**The problem**: Only a number is expected here: the count of lines in the data that contain "code".
....................
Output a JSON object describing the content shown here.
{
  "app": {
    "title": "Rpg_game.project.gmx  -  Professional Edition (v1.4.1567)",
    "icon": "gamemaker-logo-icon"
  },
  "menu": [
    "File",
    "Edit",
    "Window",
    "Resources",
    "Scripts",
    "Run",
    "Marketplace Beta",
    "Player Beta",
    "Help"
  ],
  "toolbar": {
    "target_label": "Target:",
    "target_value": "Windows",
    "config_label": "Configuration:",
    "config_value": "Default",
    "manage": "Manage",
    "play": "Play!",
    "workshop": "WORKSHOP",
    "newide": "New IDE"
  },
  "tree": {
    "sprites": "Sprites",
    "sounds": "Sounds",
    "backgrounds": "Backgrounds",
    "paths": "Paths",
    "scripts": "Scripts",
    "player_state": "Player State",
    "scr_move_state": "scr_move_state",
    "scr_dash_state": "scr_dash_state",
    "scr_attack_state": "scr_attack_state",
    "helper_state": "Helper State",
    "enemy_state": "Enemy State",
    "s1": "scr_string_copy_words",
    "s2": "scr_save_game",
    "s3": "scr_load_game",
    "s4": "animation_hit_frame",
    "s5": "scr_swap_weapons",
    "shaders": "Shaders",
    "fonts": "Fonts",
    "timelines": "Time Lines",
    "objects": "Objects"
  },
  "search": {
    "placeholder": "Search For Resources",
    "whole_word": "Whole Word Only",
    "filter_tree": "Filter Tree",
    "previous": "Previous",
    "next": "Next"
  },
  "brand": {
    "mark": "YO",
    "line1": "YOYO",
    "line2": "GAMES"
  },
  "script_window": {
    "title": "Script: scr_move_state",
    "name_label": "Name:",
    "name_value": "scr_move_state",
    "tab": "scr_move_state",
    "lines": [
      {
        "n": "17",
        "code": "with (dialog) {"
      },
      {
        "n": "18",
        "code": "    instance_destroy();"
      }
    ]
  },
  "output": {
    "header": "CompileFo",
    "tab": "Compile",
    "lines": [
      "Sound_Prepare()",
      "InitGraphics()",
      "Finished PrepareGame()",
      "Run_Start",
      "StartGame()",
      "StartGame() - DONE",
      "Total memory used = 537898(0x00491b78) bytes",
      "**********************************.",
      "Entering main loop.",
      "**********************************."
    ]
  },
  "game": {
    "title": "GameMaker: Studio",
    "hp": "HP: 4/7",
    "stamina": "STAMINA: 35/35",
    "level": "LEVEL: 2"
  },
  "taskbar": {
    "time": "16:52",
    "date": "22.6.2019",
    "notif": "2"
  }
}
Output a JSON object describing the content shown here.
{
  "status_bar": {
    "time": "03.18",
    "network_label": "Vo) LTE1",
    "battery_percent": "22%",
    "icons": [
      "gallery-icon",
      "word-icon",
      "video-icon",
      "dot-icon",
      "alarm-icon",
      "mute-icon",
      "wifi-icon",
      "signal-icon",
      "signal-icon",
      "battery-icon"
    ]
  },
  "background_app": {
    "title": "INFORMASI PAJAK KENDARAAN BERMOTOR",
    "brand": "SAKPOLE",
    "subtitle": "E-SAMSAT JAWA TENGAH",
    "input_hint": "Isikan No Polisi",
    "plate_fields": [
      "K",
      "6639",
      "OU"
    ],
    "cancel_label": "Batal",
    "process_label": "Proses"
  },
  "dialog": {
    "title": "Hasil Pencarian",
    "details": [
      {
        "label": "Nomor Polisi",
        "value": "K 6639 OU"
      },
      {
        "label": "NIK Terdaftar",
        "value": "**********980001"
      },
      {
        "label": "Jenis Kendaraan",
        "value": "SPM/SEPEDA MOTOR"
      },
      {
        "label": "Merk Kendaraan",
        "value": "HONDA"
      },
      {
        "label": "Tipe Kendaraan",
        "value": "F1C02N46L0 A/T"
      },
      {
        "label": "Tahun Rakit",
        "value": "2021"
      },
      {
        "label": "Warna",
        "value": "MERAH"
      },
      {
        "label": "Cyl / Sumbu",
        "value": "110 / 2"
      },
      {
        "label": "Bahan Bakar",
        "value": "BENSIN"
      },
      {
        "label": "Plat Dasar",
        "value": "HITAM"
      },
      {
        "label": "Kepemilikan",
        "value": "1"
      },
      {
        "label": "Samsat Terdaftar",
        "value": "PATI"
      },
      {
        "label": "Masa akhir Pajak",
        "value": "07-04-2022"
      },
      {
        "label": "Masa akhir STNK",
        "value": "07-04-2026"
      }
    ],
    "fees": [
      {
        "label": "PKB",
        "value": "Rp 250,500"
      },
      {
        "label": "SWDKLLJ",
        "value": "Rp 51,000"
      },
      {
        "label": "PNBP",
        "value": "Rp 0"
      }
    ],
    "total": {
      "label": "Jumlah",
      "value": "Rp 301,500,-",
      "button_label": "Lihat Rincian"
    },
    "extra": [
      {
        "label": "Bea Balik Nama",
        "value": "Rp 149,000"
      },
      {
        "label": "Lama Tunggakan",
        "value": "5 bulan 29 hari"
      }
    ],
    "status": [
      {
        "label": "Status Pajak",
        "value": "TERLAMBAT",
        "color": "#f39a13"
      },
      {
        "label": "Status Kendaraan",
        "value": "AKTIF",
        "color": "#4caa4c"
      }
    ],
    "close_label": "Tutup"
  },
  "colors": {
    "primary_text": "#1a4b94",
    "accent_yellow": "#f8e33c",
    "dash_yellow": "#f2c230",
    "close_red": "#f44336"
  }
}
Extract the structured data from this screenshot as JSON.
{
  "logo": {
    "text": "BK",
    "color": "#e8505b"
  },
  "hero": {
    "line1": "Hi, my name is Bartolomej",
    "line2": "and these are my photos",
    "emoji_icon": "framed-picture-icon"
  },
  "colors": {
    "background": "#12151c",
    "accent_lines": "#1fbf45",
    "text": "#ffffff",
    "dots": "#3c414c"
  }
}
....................
**Problem solution**: 2